Bryce Harper's electrifying, unworldly, second-half performance made him worthy of National League MVP honors. But his numbers with the mediocre Philadelphia Phillies yielded little more than a gold-star sticker next to his name, as the franchise missed the playoffs for a 10th consecutive season. Eventually, Harper will need to accept that, no matter how well he performs, he's more likely to be playing golf every October than competing for a world championship with the Phillies.
Make no mistake about it -- Harper didn't sign a 13-year, $330 million contract with Philadelphia because they gave him the best shot at immediate success. Despite what he may say about believing they could build a contender, there were options to go elsewhere, and he sold his services to the highest bidder. Harper would've had a much better shot at winning a championship with the Los Angeles Dodgers or San Francisco Giants, both of which offered him shorter contracts.
No one can blame Harper for accepting a deal holding similar valuation as a Powerball jackpot. But signing with a franchise plagued by a lack of recent success, holes up and down the roster, and no true vision for improvement comes with consequences. Most notably, Harper's legacy and the narrative around his career will revolve around being an excellent player who never achieved team success.
Much like Los Angeles Angels superstar Mike Trout, Harper won't lack in MVP trophies or Silver Slugger awards on his mantle. His case for the Hall of Fame is certainly compelling. But he may never win even another division crown.
Unfortunately for Harper, his long-term prospects of winning in Philadelphia are bleak. The Phillies have constructed a roster around aging veterans, and are operating with an extremely small window for success. Their current core of J.T. Realmuto ( age 31), Jean Segura (31), Rhys Hoskins (28), Zach Wheeler (31), and Harper (29) isn't getting younger, and one could argue all five guys are nearing the end of their prime. There's nothing wrong with leaning on the fab five, but the Phillies have no solid complimentary pieces.

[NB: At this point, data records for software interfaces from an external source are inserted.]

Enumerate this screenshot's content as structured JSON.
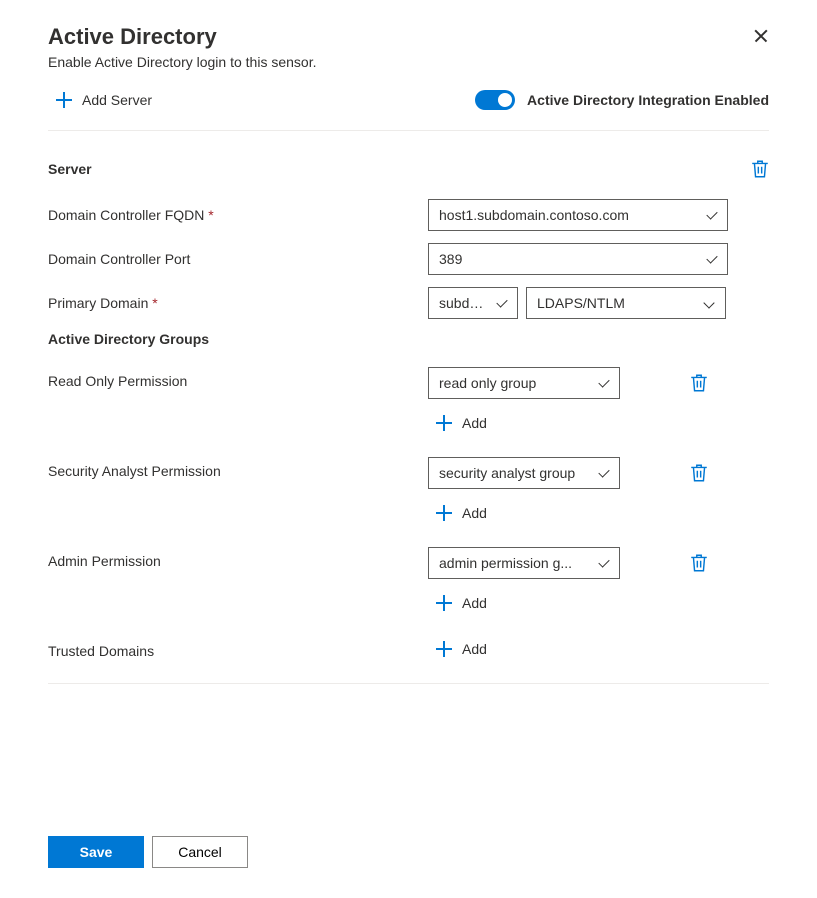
{
  "title": "Active Directory",
  "subtitle": "Enable Active Directory login to this sensor.",
  "addServer": "Add Server",
  "toggleLabel": "Active Directory Integration Enabled",
  "toggleState": true,
  "serverSection": "Server",
  "fields": {
    "fqdnLabel": "Domain Controller FQDN",
    "fqdnValue": "host1.subdomain.contoso.com",
    "portLabel": "Domain Controller Port",
    "portValue": "389",
    "primaryDomainLabel": "Primary Domain",
    "primaryDomainValue": "subdo...",
    "protocolValue": "LDAPS/NTLM"
  },
  "groupsTitle": "Active Directory Groups",
  "groups": {
    "readOnly": {
      "label": "Read Only Permission",
      "value": "read only group"
    },
    "securityAnalyst": {
      "label": "Security Analyst Permission",
      "value": "security analyst group"
    },
    "admin": {
      "label": "Admin Permission",
      "value": "admin permission g..."
    },
    "trusted": {
      "label": "Trusted Domains"
    }
  },
  "addLabel": "Add",
  "buttons": {
    "save": "Save",
    "cancel": "Cancel"
  },
  "colors": {
    "primary": "#0078d4"
  }
}
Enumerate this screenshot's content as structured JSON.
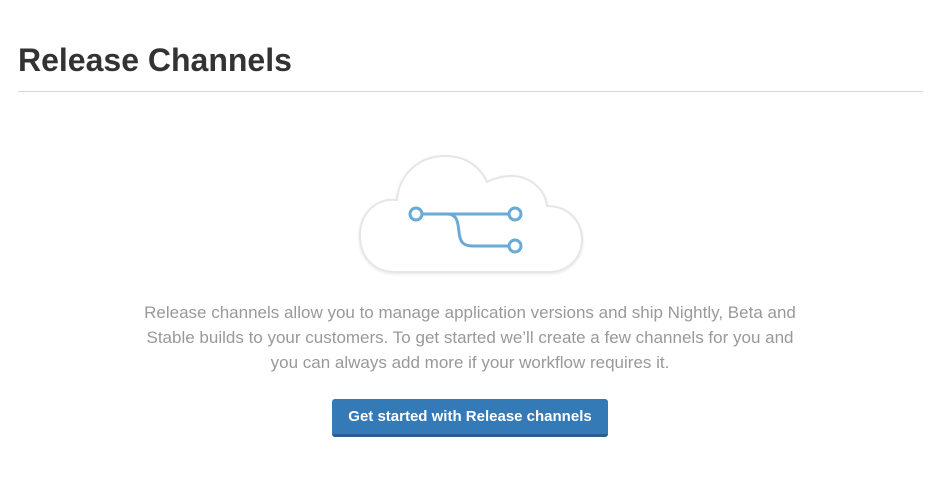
{
  "header": {
    "title": "Release Channels"
  },
  "empty_state": {
    "icon": "cloud-branch-icon",
    "description_lines": [
      "Release channels allow you to manage application versions and ship Nightly, Beta and",
      "Stable builds to your customers. To get started we’ll create a few channels for you and",
      "you can always add more if your workflow requires it."
    ],
    "cta_label": "Get started with Release channels"
  },
  "colors": {
    "accent": "#337ab7",
    "title_text": "#333333",
    "muted_text": "#999999",
    "icon_stroke": "#6aaad6",
    "divider": "#d6d6d6"
  }
}
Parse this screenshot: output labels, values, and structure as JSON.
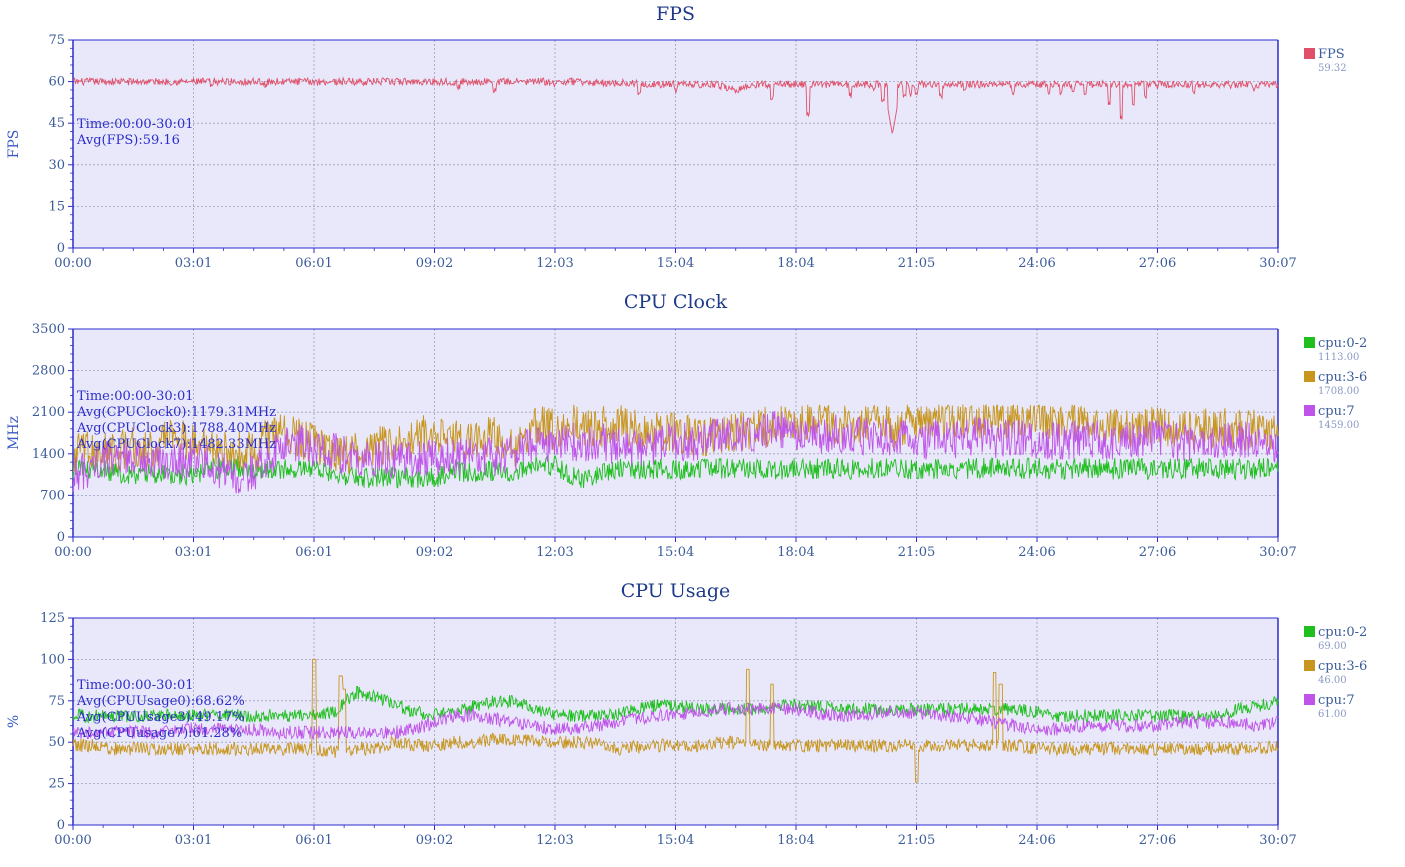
{
  "chart_data": [
    {
      "type": "line",
      "title": "FPS",
      "ylabel": "FPS",
      "ylim": [
        0,
        75
      ],
      "yticks": [
        "0",
        "15",
        "30",
        "45",
        "60",
        "75"
      ],
      "xlabels": [
        "00:00",
        "03:01",
        "06:01",
        "09:02",
        "12:03",
        "15:04",
        "18:04",
        "21:05",
        "24:06",
        "27:06",
        "30:07"
      ],
      "annotations": [
        "Time:00:00-30:01",
        "Avg(FPS):59.16"
      ],
      "grid": true,
      "legend_position": "right",
      "series": [
        {
          "name": "FPS",
          "legend_value": "59.32",
          "color": "#e0506a",
          "base": [
            60,
            60,
            60,
            60,
            60,
            60,
            60,
            60,
            60,
            60,
            60,
            60,
            60,
            60,
            60,
            60,
            60,
            60,
            60,
            60,
            60,
            60,
            60,
            60,
            60,
            60,
            59.5,
            59.5,
            59.5,
            59,
            59,
            59,
            59,
            57,
            59,
            59,
            59,
            59,
            59,
            59,
            59,
            59,
            59,
            59,
            59,
            59,
            59,
            59,
            59,
            59,
            59,
            59,
            59,
            59,
            59,
            59,
            59,
            59,
            59,
            59,
            59
          ],
          "dips": [
            [
              0.115,
              57
            ],
            [
              0.16,
              57
            ],
            [
              0.32,
              57
            ],
            [
              0.35,
              56
            ],
            [
              0.4,
              58
            ],
            [
              0.47,
              55
            ],
            [
              0.5,
              56
            ],
            [
              0.58,
              53
            ],
            [
              0.61,
              47
            ],
            [
              0.645,
              54
            ],
            [
              0.665,
              56
            ],
            [
              0.672,
              52
            ],
            [
              0.682,
              50
            ],
            [
              0.69,
              54
            ],
            [
              0.695,
              54
            ],
            [
              0.7,
              55
            ],
            [
              0.72,
              54
            ],
            [
              0.74,
              56
            ],
            [
              0.76,
              58
            ],
            [
              0.78,
              55
            ],
            [
              0.81,
              55
            ],
            [
              0.82,
              55
            ],
            [
              0.83,
              55
            ],
            [
              0.84,
              55
            ],
            [
              0.86,
              51
            ],
            [
              0.87,
              46
            ],
            [
              0.88,
              51
            ],
            [
              0.89,
              54
            ],
            [
              0.9,
              57
            ],
            [
              0.93,
              55
            ],
            [
              0.96,
              57
            ],
            [
              0.98,
              56
            ]
          ],
          "deep_dip": [
            0.68,
            41
          ],
          "noise": 1.3
        }
      ]
    },
    {
      "type": "line",
      "title": "CPU Clock",
      "ylabel": "MHz",
      "ylim": [
        0,
        3500
      ],
      "yticks": [
        "0",
        "700",
        "1400",
        "2100",
        "2800",
        "3500"
      ],
      "xlabels": [
        "00:00",
        "03:01",
        "06:01",
        "09:02",
        "12:03",
        "15:04",
        "18:04",
        "21:05",
        "24:06",
        "27:06",
        "30:07"
      ],
      "annotations": [
        "Time:00:00-30:01",
        "Avg(CPUClock0):1179.31MHz",
        "Avg(CPUClock3):1788.40MHz",
        "Avg(CPUClock7):1482.33MHz"
      ],
      "grid": true,
      "legend_position": "right",
      "series": [
        {
          "name": "cpu:0-2",
          "legend_value": "1113.00",
          "color": "#1fbf1f",
          "base": [
            1150,
            1150,
            1100,
            1050,
            1050,
            1050,
            1050,
            1150,
            1200,
            1150,
            1150,
            1150,
            1150,
            1100,
            1000,
            1000,
            1000,
            1000,
            1000,
            1100,
            1100,
            1100,
            1100,
            1200,
            1200,
            1000,
            1000,
            1150,
            1150,
            1150,
            1150,
            1150,
            1150,
            1150,
            1150,
            1150,
            1150,
            1150,
            1150,
            1150,
            1150,
            1150,
            1150,
            1150,
            1150,
            1150,
            1150,
            1150,
            1150,
            1150,
            1150,
            1150,
            1150,
            1150,
            1150,
            1150,
            1150,
            1150,
            1150,
            1150,
            1150
          ],
          "noise": 180,
          "cap": 1380
        },
        {
          "name": "cpu:3-6",
          "legend_value": "1708.00",
          "color": "#c8961e",
          "base": [
            1400,
            1500,
            1450,
            1500,
            1450,
            1700,
            1600,
            1550,
            1500,
            1400,
            1800,
            1700,
            1550,
            1400,
            1400,
            1500,
            1600,
            1700,
            1750,
            1650,
            1600,
            1750,
            1500,
            1900,
            1800,
            1900,
            1800,
            1950,
            1800,
            1750,
            1750,
            1700,
            1700,
            1750,
            1800,
            1900,
            1800,
            2000,
            1900,
            1900,
            2000,
            1800,
            2000,
            2000,
            2000,
            2000,
            2000,
            2000,
            2000,
            1900,
            1950,
            1850,
            1850,
            1850,
            1900,
            1850,
            1800,
            1850,
            1800,
            1800,
            1800
          ],
          "noise": 350,
          "cap": 2180
        },
        {
          "name": "cpu:7",
          "legend_value": "1459.00",
          "color": "#bf55e8",
          "base": [
            1000,
            1200,
            1350,
            1250,
            1300,
            1250,
            1350,
            1200,
            1000,
            1100,
            1400,
            1600,
            1500,
            1450,
            1300,
            1300,
            1300,
            1350,
            1350,
            1350,
            1400,
            1350,
            1400,
            1550,
            1550,
            1600,
            1600,
            1550,
            1500,
            1550,
            1600,
            1600,
            1700,
            1700,
            1750,
            1800,
            1750,
            1700,
            1750,
            1700,
            1700,
            1650,
            1600,
            1650,
            1650,
            1700,
            1650,
            1700,
            1650,
            1600,
            1650,
            1650,
            1600,
            1650,
            1650,
            1600,
            1600,
            1600,
            1650,
            1600,
            1500
          ],
          "noise": 330,
          "cap": 2300
        }
      ]
    },
    {
      "type": "line",
      "title": "CPU Usage",
      "ylabel": "%",
      "ylim": [
        0,
        125
      ],
      "yticks": [
        "0",
        "25",
        "50",
        "75",
        "100",
        "125"
      ],
      "xlabels": [
        "00:00",
        "03:01",
        "06:01",
        "09:02",
        "12:03",
        "15:04",
        "18:04",
        "21:05",
        "24:06",
        "27:06",
        "30:07"
      ],
      "annotations": [
        "Time:00:00-30:01",
        "Avg(CPUUsage0):68.62%",
        "Avg(CPUUsage3):49.17%",
        "Avg(CPUusage7):61.28%"
      ],
      "grid": true,
      "legend_position": "right",
      "series": [
        {
          "name": "cpu:0-2",
          "legend_value": "69.00",
          "color": "#1fbf1f",
          "base": [
            66,
            66,
            66,
            66,
            66,
            66,
            66,
            66,
            66,
            66,
            66,
            66,
            66,
            68,
            80,
            78,
            73,
            68,
            67,
            67,
            72,
            75,
            75,
            70,
            66,
            66,
            66,
            66,
            70,
            72,
            72,
            70,
            70,
            70,
            70,
            72,
            72,
            72,
            70,
            70,
            70,
            70,
            70,
            70,
            70,
            70,
            70,
            70,
            68,
            66,
            66,
            66,
            66,
            66,
            66,
            66,
            66,
            66,
            70,
            72,
            74
          ],
          "noise": 4
        },
        {
          "name": "cpu:3-6",
          "legend_value": "46.00",
          "color": "#c8961e",
          "base": [
            48,
            48,
            46,
            46,
            46,
            46,
            45,
            46,
            46,
            46,
            46,
            46,
            46,
            44,
            46,
            46,
            50,
            48,
            48,
            50,
            50,
            52,
            52,
            50,
            50,
            50,
            50,
            46,
            47,
            48,
            48,
            48,
            50,
            50,
            48,
            48,
            48,
            48,
            48,
            48,
            48,
            48,
            48,
            48,
            48,
            48,
            48,
            48,
            46,
            46,
            46,
            46,
            46,
            46,
            46,
            46,
            46,
            46,
            46,
            46,
            48
          ],
          "noise": 4,
          "spikes": [
            [
              0.2,
              100
            ],
            [
              0.222,
              90
            ],
            [
              0.225,
              82
            ],
            [
              0.56,
              94
            ],
            [
              0.58,
              85
            ],
            [
              0.765,
              92
            ],
            [
              0.77,
              85
            ],
            [
              0.7,
              26
            ]
          ]
        },
        {
          "name": "cpu:7",
          "legend_value": "61.00",
          "color": "#bf55e8",
          "base": [
            56,
            56,
            56,
            56,
            56,
            56,
            58,
            58,
            58,
            58,
            56,
            56,
            56,
            56,
            56,
            56,
            56,
            58,
            62,
            66,
            66,
            64,
            62,
            60,
            58,
            58,
            60,
            62,
            64,
            66,
            66,
            68,
            70,
            70,
            70,
            70,
            70,
            68,
            66,
            66,
            68,
            68,
            68,
            66,
            66,
            64,
            62,
            60,
            58,
            58,
            60,
            60,
            60,
            60,
            60,
            62,
            62,
            62,
            62,
            60,
            62
          ],
          "noise": 4
        }
      ]
    }
  ]
}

The Phillies have holes in the outfield, at third base, in the bullpen, and in the backend of the rotation. After spending significant money on lengthy deals -- Harper, Realmuto, and Wheeler are due a combined $75 million in 2022 -- they have much less to spend in free agency. Their farm system also ranks among the worst in MLB, restricting their ability to acquire valuable pieces in a trade.
Typically, having glaring needs at several positions and a depleted minor league system would warrant a full-fledged rebuild. But the Phillies' front office has decided to force a square peg into a round hole, attempting to mask the crumbling foundation with a shiny new layer of paint. The common thread between the top teams in baseball is that they're built around young talent. Philadelphia, however, has tried to use an outdated formula for success, attempting to buy its way to relevancy.
Harper has publicly expressed disdain toward the organization's approach at team building, challenging them to be better. "We can't just keep going out and buying and buying and buying," Harper told reporters following the team's regular season finale. "We need homegrown talent."
The disgruntled star understands his team's flawed strategy, and knows that it needs to change, and soon. After all, the clock is ticking on his career. But it's fair to wonder how much of Harper's vision for the team's future is attainable, as opposed to being a pipedream built on an unachievable premise.
Dave Dombrowski, the Phillies' second-year president of baseball operations, is in win-now mode. If Philadelphia doesn't achieve success in the next few seasons, he'll be gone, leaving little incentive to care about the franchise's long-term outlook. Realistically, though, Philadelphia is more likely to be a sub-.500 team over the next couple years, before ultimately bottoming out and having to start over.
It may be a tough pill to swallow, but Harper is likely to spend the remainder of his career sitting on the couch in October. The last two full-season champions (Washington Nationals, Atlanta Braves) have come out of the NL East, and for Harper, this thought should feel worse than a game-ending strikeout with the bases loaded.
Jack Stern is a columnist and an associate producer for CBS Sports Radio. You can follow him on Twitter @J_Stern97.